Medicine and healthcare is a natural home for myths and myth-making. Long before there were attempts at understanding the science of the body and disease, and before evidence-based medicine became fashionable medicine was based on anecdote, folklore and myth.
Medical myths are not a thing of the past, indeed new myths, like ‘vaccines cause autism’, are emerging all the time. A typical consultation with one of my cancer patients can primarily be spent trying to dispel myths like ‘not eating sugar will starve the cancer of energy’ or ‘surgery lets the air in and spreads the cancer’. Whilst many myths are mostly harmless some are very dangerous.
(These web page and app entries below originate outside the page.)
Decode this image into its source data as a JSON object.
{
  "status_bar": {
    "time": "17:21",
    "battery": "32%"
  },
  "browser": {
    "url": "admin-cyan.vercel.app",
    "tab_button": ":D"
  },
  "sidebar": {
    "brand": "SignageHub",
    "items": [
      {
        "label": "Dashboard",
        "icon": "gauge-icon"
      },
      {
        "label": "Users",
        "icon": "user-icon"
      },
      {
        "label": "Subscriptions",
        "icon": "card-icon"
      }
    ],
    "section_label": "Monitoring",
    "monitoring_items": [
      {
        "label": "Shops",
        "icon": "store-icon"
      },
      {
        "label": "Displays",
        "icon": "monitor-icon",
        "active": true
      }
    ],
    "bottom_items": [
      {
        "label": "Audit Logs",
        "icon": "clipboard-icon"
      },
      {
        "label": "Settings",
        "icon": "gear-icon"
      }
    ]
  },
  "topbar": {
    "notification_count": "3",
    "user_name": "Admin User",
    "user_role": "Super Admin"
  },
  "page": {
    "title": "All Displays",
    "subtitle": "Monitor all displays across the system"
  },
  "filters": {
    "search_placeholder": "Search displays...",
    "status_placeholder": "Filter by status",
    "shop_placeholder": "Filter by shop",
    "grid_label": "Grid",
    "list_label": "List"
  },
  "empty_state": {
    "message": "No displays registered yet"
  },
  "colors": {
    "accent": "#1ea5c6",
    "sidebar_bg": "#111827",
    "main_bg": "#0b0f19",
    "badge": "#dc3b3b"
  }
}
I’ve had patients decline curative treatment and adhere to mythical beliefs. Potentially fatal childhoods are seen a resurgence due to myths around vaccination.
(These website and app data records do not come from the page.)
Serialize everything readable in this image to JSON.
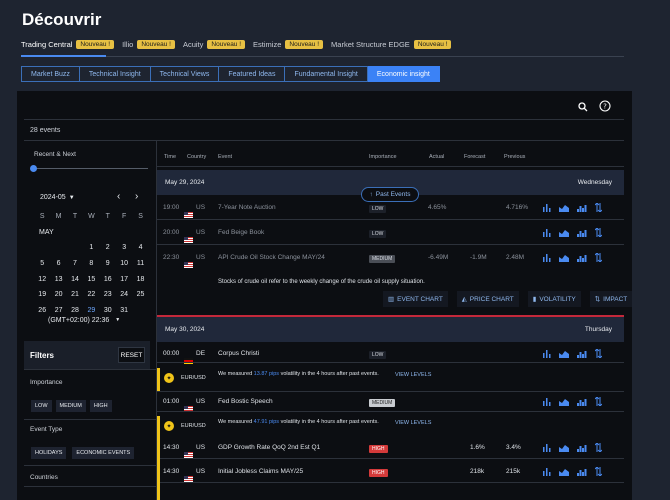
{
  "page": {
    "title": "Découvrir"
  },
  "topnav": [
    {
      "label": "Trading Central",
      "badge": "Nouveau !",
      "active": true
    },
    {
      "label": "Illio",
      "badge": "Nouveau !"
    },
    {
      "label": "Acuity",
      "badge": "Nouveau !"
    },
    {
      "label": "Estimize",
      "badge": "Nouveau !"
    },
    {
      "label": "Market Structure EDGE",
      "badge": "Nouveau !"
    }
  ],
  "subtabs": [
    "Market Buzz",
    "Technical Insight",
    "Technical Views",
    "Featured Ideas",
    "Fundamental Insight",
    "Economic insight"
  ],
  "events_count": "28 events",
  "sidebar": {
    "range_label": "Recent & Next",
    "month_label": "2024-05",
    "month_name": "MAY",
    "weekdays": [
      "S",
      "M",
      "T",
      "W",
      "T",
      "F",
      "S"
    ],
    "weeks": [
      [
        "",
        "",
        "",
        "1",
        "2",
        "3",
        "4"
      ],
      [
        "5",
        "6",
        "7",
        "8",
        "9",
        "10",
        "11"
      ],
      [
        "12",
        "13",
        "14",
        "15",
        "16",
        "17",
        "18"
      ],
      [
        "19",
        "20",
        "21",
        "22",
        "23",
        "24",
        "25"
      ],
      [
        "26",
        "27",
        "28",
        "29",
        "30",
        "31",
        ""
      ]
    ],
    "today": "29",
    "timezone": "(GMT+02:00) 22:36",
    "filters_title": "Filters",
    "reset_label": "RESET",
    "importance_label": "Importance",
    "importance_options": [
      "LOW",
      "MEDIUM",
      "HIGH"
    ],
    "event_type_label": "Event Type",
    "event_type_options": [
      "HOLIDAYS",
      "ECONOMIC EVENTS"
    ],
    "countries_label": "Countries"
  },
  "table": {
    "columns": [
      "Time",
      "Country",
      "Event",
      "Importance",
      "Actual",
      "Forecast",
      "Previous"
    ],
    "past_events_label": "Past Events",
    "day1": {
      "date": "May 29, 2024",
      "weekday": "Wednesday"
    },
    "day2": {
      "date": "May 30, 2024",
      "weekday": "Thursday"
    },
    "rows1": [
      {
        "time": "19:00",
        "country": "US",
        "event": "7-Year Note Auction",
        "importance": "LOW",
        "actual": "4.65%",
        "forecast": "",
        "previous": "4.716%",
        "dim": true
      },
      {
        "time": "20:00",
        "country": "US",
        "event": "Fed Beige Book",
        "importance": "LOW",
        "actual": "",
        "forecast": "",
        "previous": "",
        "dim": true
      },
      {
        "time": "22:30",
        "country": "US",
        "event": "API Crude Oil Stock Change MAY/24",
        "importance": "MEDIUM",
        "actual": "-6.49M",
        "forecast": "-1.9M",
        "previous": "2.48M",
        "dim": true
      }
    ],
    "expanded_text": "Stocks of crude oil refer to the weekly change of the crude oil supply situation.",
    "expanded_actions": [
      "EVENT CHART",
      "PRICE CHART",
      "VOLATILITY",
      "IMPACT"
    ],
    "rows2": [
      {
        "time": "00:00",
        "country": "DE",
        "event": "Corpus Christi",
        "importance": "LOW"
      },
      {
        "time": "01:00",
        "country": "US",
        "event": "Fed Bostic Speech",
        "importance": "MEDIUM"
      },
      {
        "time": "14:30",
        "country": "US",
        "event": "GDP Growth Rate QoQ 2nd Est Q1",
        "importance": "HIGH",
        "actual": "",
        "forecast": "1.6%",
        "previous": "3.4%"
      },
      {
        "time": "14:30",
        "country": "US",
        "event": "Initial Jobless Claims MAY/25",
        "importance": "HIGH",
        "actual": "",
        "forecast": "218k",
        "previous": "215k"
      }
    ],
    "notif1": {
      "pair": "EUR/USD",
      "pre": "We measured ",
      "pips": "13.87 pips",
      "post": " volatility in the 4 hours after past events.",
      "action": "VIEW LEVELS"
    },
    "notif2": {
      "pair": "EUR/USD",
      "pre": "We measured ",
      "pips": "47.91 pips",
      "post": " volatility in the 4 hours after past events.",
      "action": "VIEW LEVELS"
    }
  },
  "colors": {
    "accent": "#3b82f6",
    "badge": "#e7c043",
    "high": "#d43a3a",
    "highlight": "#f0c419"
  }
}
One of the roles of physicians is to be vigilant for myths and to dispel them whenever possible. Sometimes you will be surprised about what you thought was fact is actually a myth.
The following are some links for further reading: